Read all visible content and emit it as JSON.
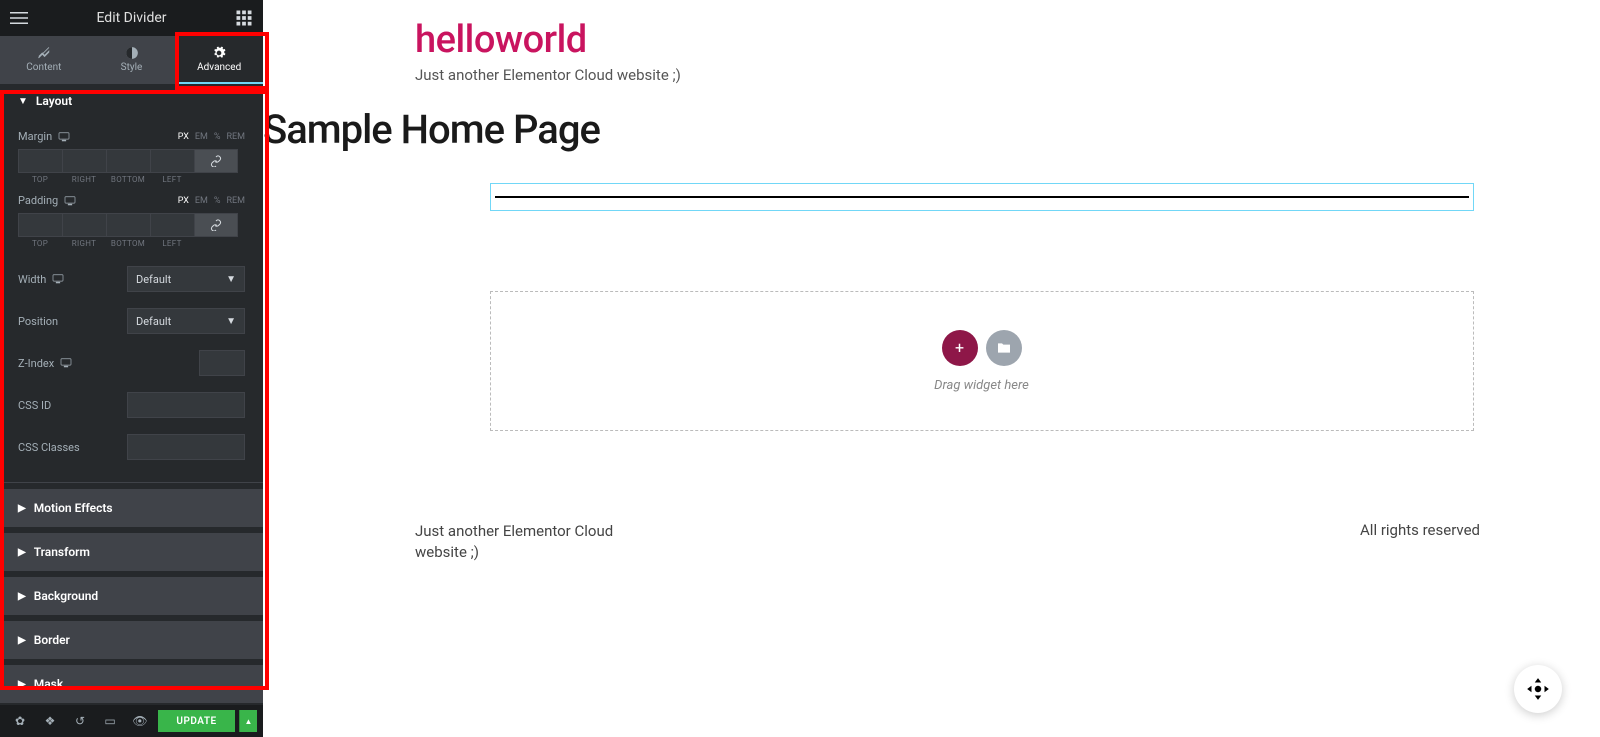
{
  "header": {
    "title": "Edit Divider"
  },
  "tabs": {
    "content": "Content",
    "style": "Style",
    "advanced": "Advanced"
  },
  "sections": {
    "layout": "Layout",
    "motion": "Motion Effects",
    "transform": "Transform",
    "background": "Background",
    "border": "Border",
    "mask": "Mask"
  },
  "layout": {
    "margin_label": "Margin",
    "padding_label": "Padding",
    "units": {
      "px": "PX",
      "em": "EM",
      "pct": "%",
      "rem": "REM"
    },
    "sides": {
      "top": "TOP",
      "right": "RIGHT",
      "bottom": "BOTTOM",
      "left": "LEFT"
    },
    "width_label": "Width",
    "width_value": "Default",
    "position_label": "Position",
    "position_value": "Default",
    "zindex_label": "Z-Index",
    "cssid_label": "CSS ID",
    "cssclasses_label": "CSS Classes"
  },
  "footer_btn": "UPDATE",
  "canvas": {
    "site_title": "helloworld",
    "site_sub": "Just another Elementor Cloud website ;)",
    "page_title": "Sample Home Page",
    "drop_text": "Drag widget here",
    "footer_left": "Just another Elementor Cloud website ;)",
    "footer_right": "All rights reserved"
  }
}
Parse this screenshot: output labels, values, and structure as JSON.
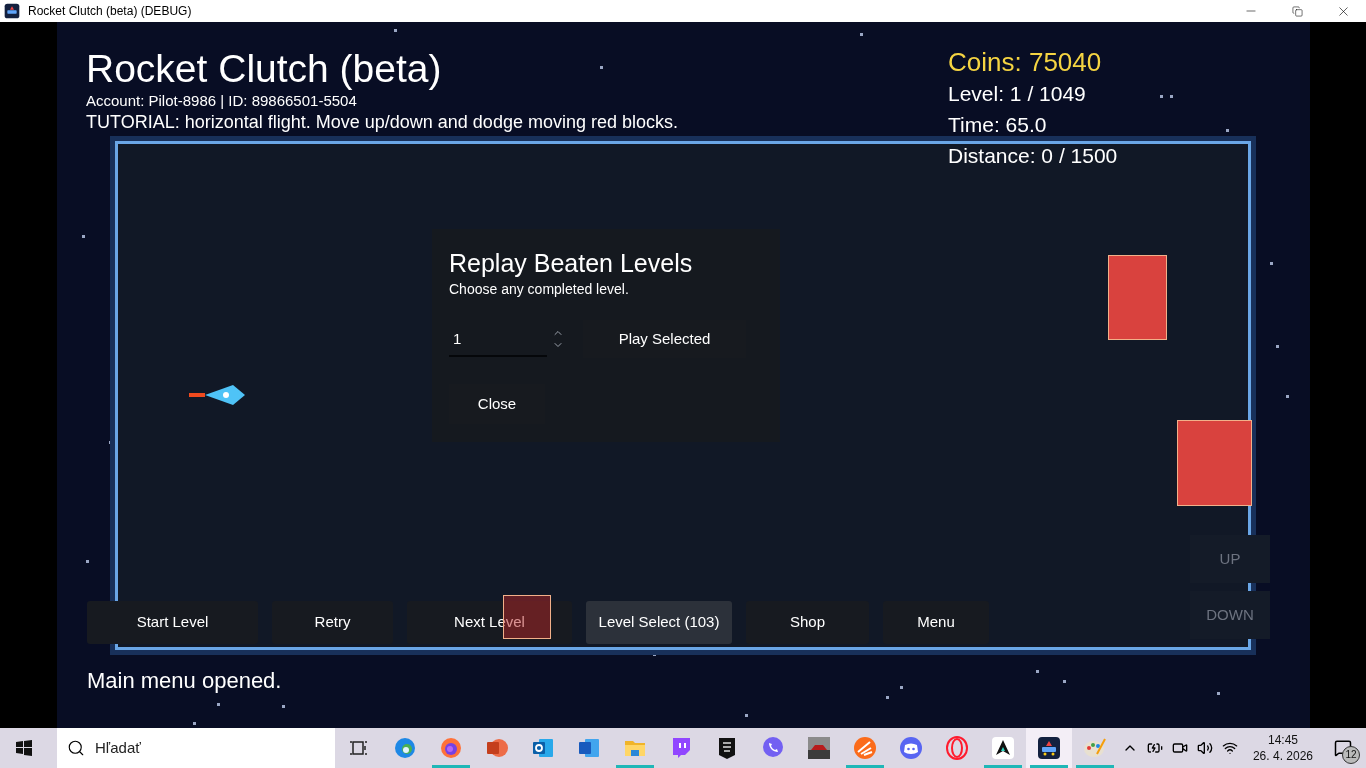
{
  "window": {
    "title": "Rocket Clutch (beta) (DEBUG)"
  },
  "hud": {
    "title": "Rocket Clutch (beta)",
    "account": "Account: Pilot-8986 | ID: 89866501-5504",
    "tutorial": "TUTORIAL: horizontal flight. Move up/down and dodge moving red blocks.",
    "coins": "Coins: 75040",
    "stats": [
      "Level: 1 / 1049",
      "Time: 65.0",
      "Distance: 0 / 1500"
    ]
  },
  "dialog": {
    "title": "Replay Beaten Levels",
    "subtitle": "Choose any completed level.",
    "level_value": "1",
    "play_button": "Play Selected",
    "close_button": "Close"
  },
  "menu_buttons": [
    {
      "label": "Start Level",
      "selected": false
    },
    {
      "label": "Retry",
      "selected": false
    },
    {
      "label": "Next Level",
      "selected": false
    },
    {
      "label": "Level Select (103)",
      "selected": true
    },
    {
      "label": "Shop",
      "selected": false
    },
    {
      "label": "Menu",
      "selected": false
    }
  ],
  "controls": [
    "UP",
    "DOWN"
  ],
  "status": "Main menu opened.",
  "taskbar": {
    "search_placeholder": "Hľadať",
    "apps": [
      {
        "kind": "taskview",
        "running": false,
        "selected": false
      },
      {
        "kind": "edge",
        "running": false,
        "selected": false
      },
      {
        "kind": "firefox",
        "running": true,
        "selected": false
      },
      {
        "kind": "powerpoint",
        "running": false,
        "selected": false
      },
      {
        "kind": "outlook",
        "running": false,
        "selected": false
      },
      {
        "kind": "word",
        "running": false,
        "selected": false
      },
      {
        "kind": "explorer",
        "running": true,
        "selected": false
      },
      {
        "kind": "twitch",
        "running": false,
        "selected": false
      },
      {
        "kind": "epic",
        "running": false,
        "selected": false
      },
      {
        "kind": "viber",
        "running": false,
        "selected": false
      },
      {
        "kind": "game",
        "running": false,
        "selected": false
      },
      {
        "kind": "orange",
        "running": true,
        "selected": false
      },
      {
        "kind": "discord",
        "running": false,
        "selected": false
      },
      {
        "kind": "opera",
        "running": false,
        "selected": false
      },
      {
        "kind": "arrow",
        "running": true,
        "selected": false
      },
      {
        "kind": "rocket",
        "running": true,
        "selected": true
      },
      {
        "kind": "paint",
        "running": true,
        "selected": false
      }
    ],
    "time": "14:45",
    "date": "26. 4. 2026",
    "notifications": "12"
  }
}
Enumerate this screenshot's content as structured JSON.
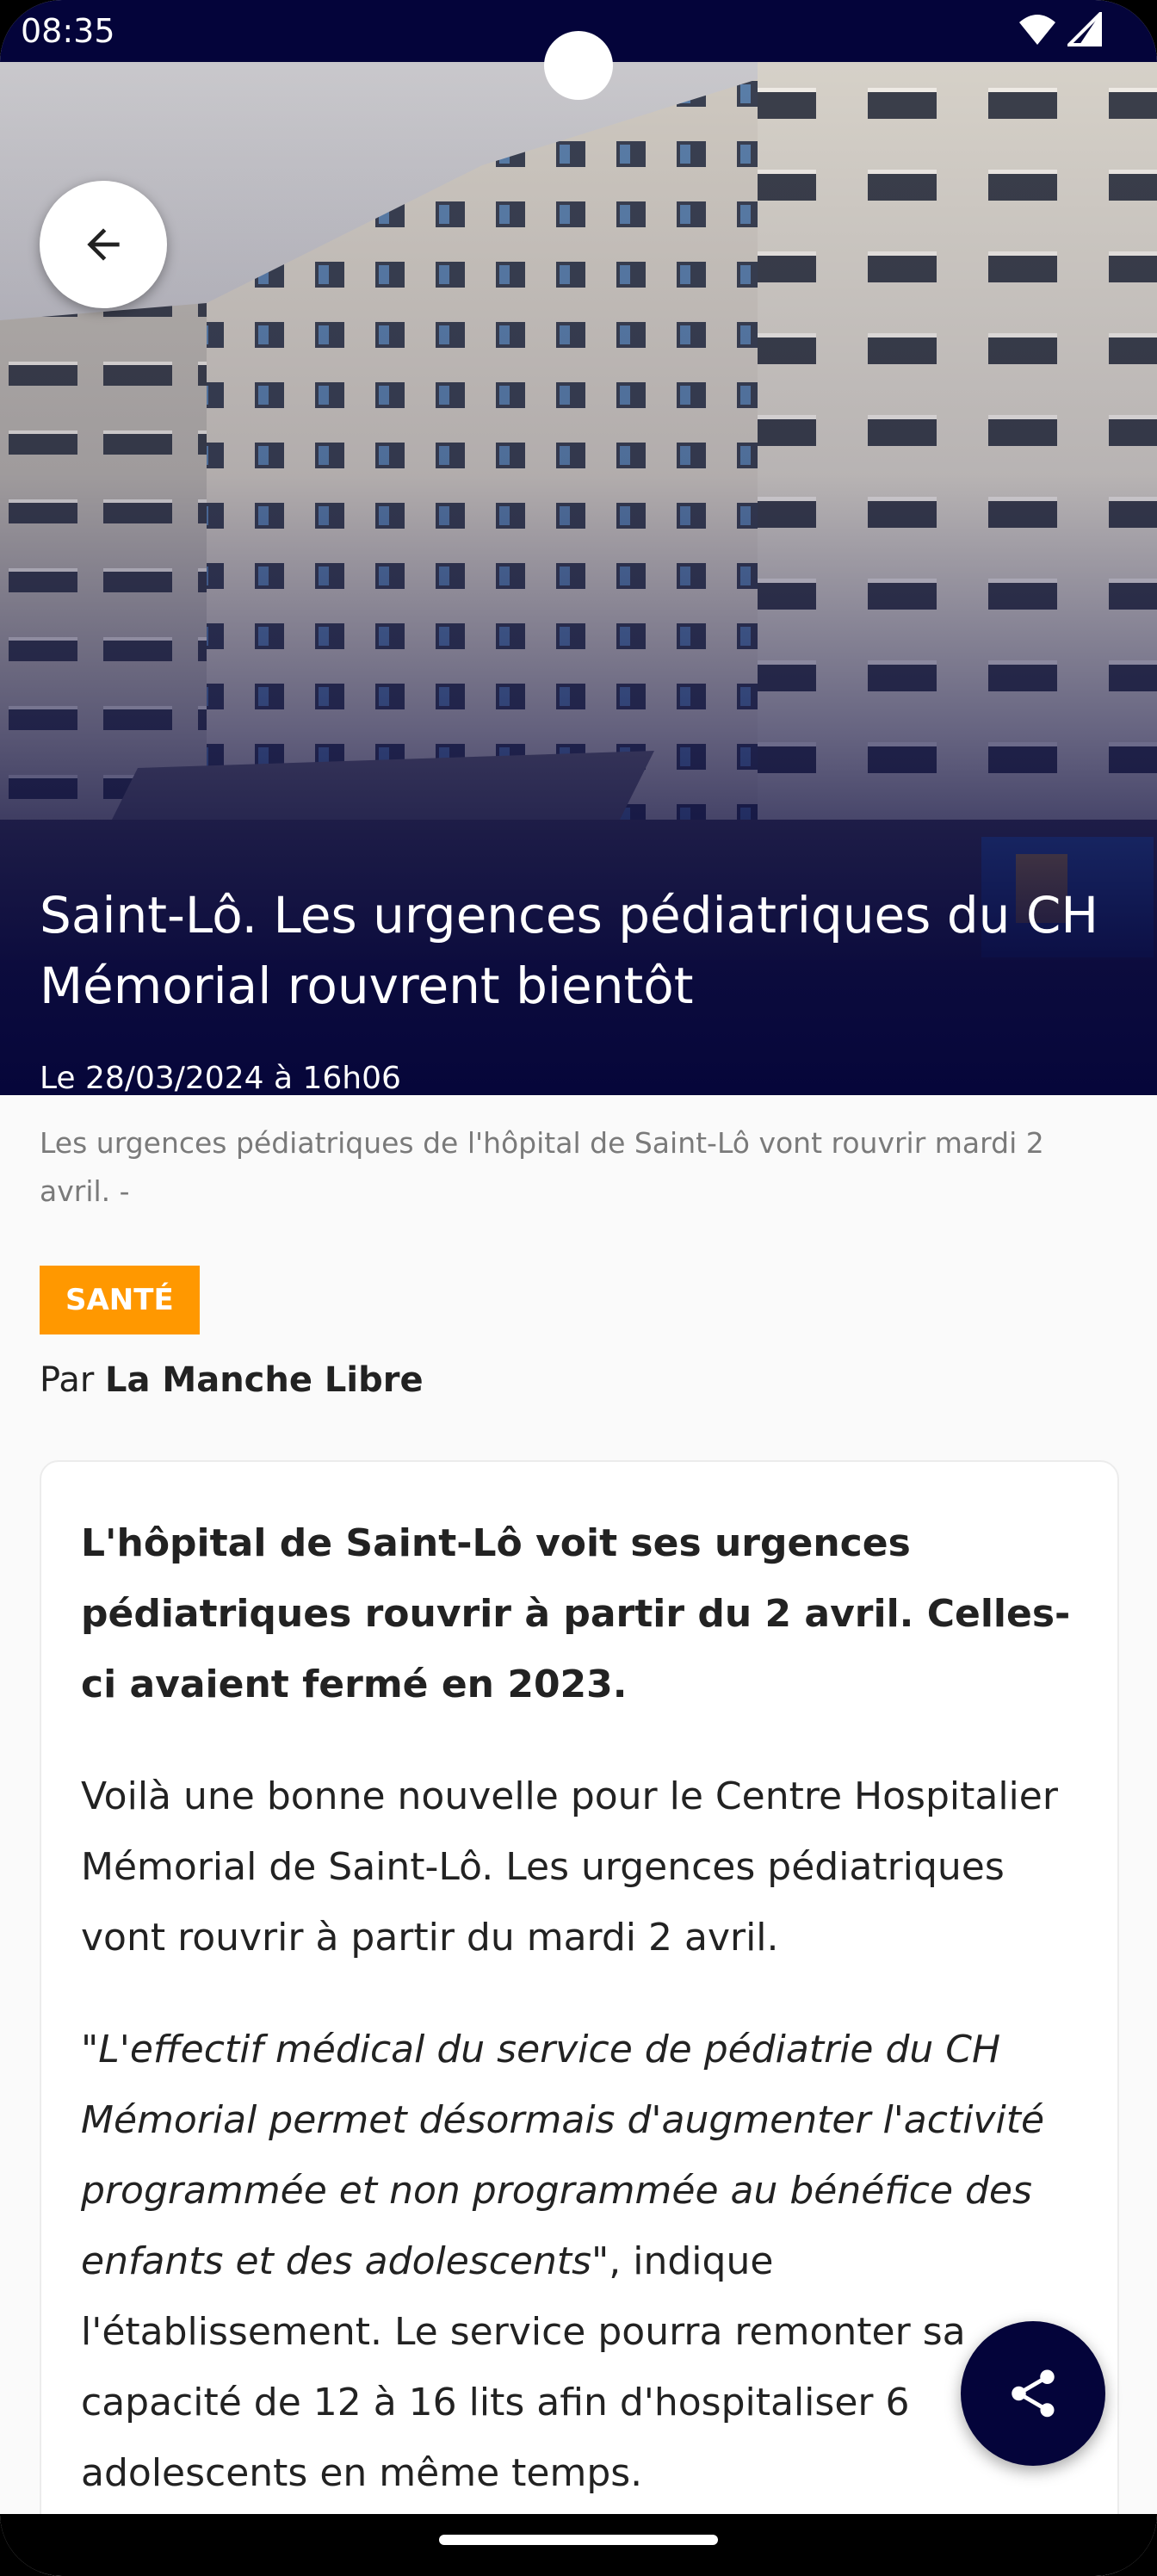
{
  "status_bar": {
    "time": "08:35",
    "icons": [
      "wifi-icon",
      "signal-icon"
    ]
  },
  "hero": {
    "back_icon": "arrow-left-icon",
    "title": "Saint-Lô. Les urgences pédiatriques du CH Mémorial rouvrent bientôt",
    "date": "Le 28/03/2024 à 16h06"
  },
  "article": {
    "caption": "Les urgences pédiatriques de l'hôpital de Saint-Lô vont rouvrir mardi 2 avril. -",
    "category": "SANTÉ",
    "byline_prefix": "Par",
    "author": "La Manche Libre",
    "lead": "L'hôpital de Saint-Lô voit ses urgences pédiatriques rouvrir à partir du 2 avril. Celles-ci avaient fermé en 2023.",
    "paragraph_1": "Voilà une bonne nouvelle pour le Centre Hospitalier Mémorial de Saint-Lô. Les urgences pédiatriques vont rouvrir à partir du mardi 2 avril.",
    "quote_open": "\"",
    "quote_italic": "L'effectif médical du service de pédiatrie du CH Mémorial permet désormais d'augmenter l'activité programmée et non programmée au bénéfice des enfants et des adolescents",
    "quote_rest": "\", indique l'établissement. Le service pourra remonter sa capacité de 12 à 16 lits afin d'hospitaliser 6 adolescents en même temps."
  },
  "share": {
    "icon": "share-icon"
  },
  "colors": {
    "navy": "#04043a",
    "badge_orange": "#ff9800",
    "background": "#fafafa"
  }
}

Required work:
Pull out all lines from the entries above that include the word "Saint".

Answer box:
    "title": "Saint-Lô. Les urgences pédiatriques du CH Mémorial rouvrent bientôt",
    "caption": "Les urgences pédiatriques de l'hôpital de Saint-Lô vont rouvrir mardi 2 avril. -",
    "lead": "L'hôpital de Saint-Lô voit ses urgences pédiatriques rouvrir à partir du 2 avril. Celles-ci avaient fermé en 2023.",
    "paragraph_1": "Voilà une bonne nouvelle pour le Centre Hospitalier Mémorial de Saint-Lô. Les urgences pédiatriques vont rouvrir à partir du mardi 2 avril.",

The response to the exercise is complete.